- [EXERCISE INSTRUCTIONS] Go through each line of the entries below and tally those containing the string "your"; give only the total.

[Records contained in a dataset]
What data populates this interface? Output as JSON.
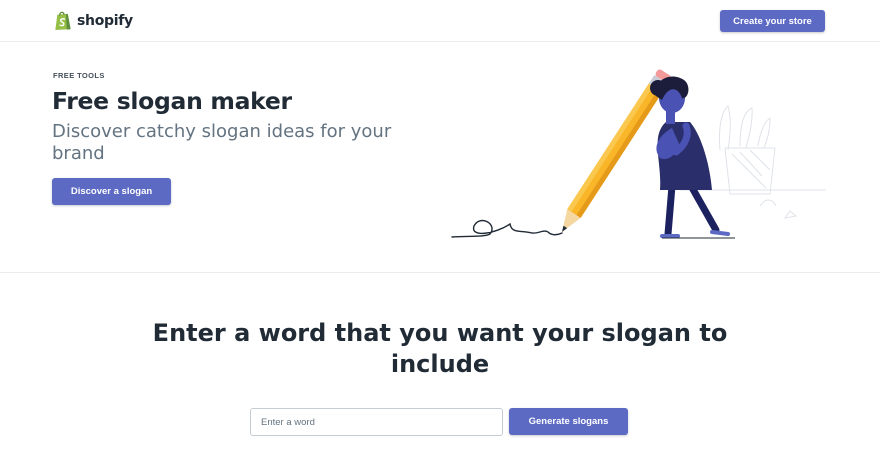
{
  "header": {
    "logo_text": "shopify",
    "cta_label": "Create your store"
  },
  "hero": {
    "eyebrow": "FREE TOOLS",
    "title": "Free slogan maker",
    "subtitle": "Discover catchy slogan ideas for your brand",
    "cta_label": "Discover a slogan"
  },
  "generator": {
    "title": "Enter a word that you want your slogan to include",
    "input_placeholder": "Enter a word",
    "input_value": "",
    "button_label": "Generate slogans"
  },
  "colors": {
    "accent": "#5c6ac4",
    "brand_green": "#95bf47",
    "pencil": "#f9b629"
  },
  "icons": {
    "logo": "shopify-bag-icon",
    "illustration": "woman-with-giant-pencil-illustration"
  }
}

- [RESULT OF THIS EXERCISE] 3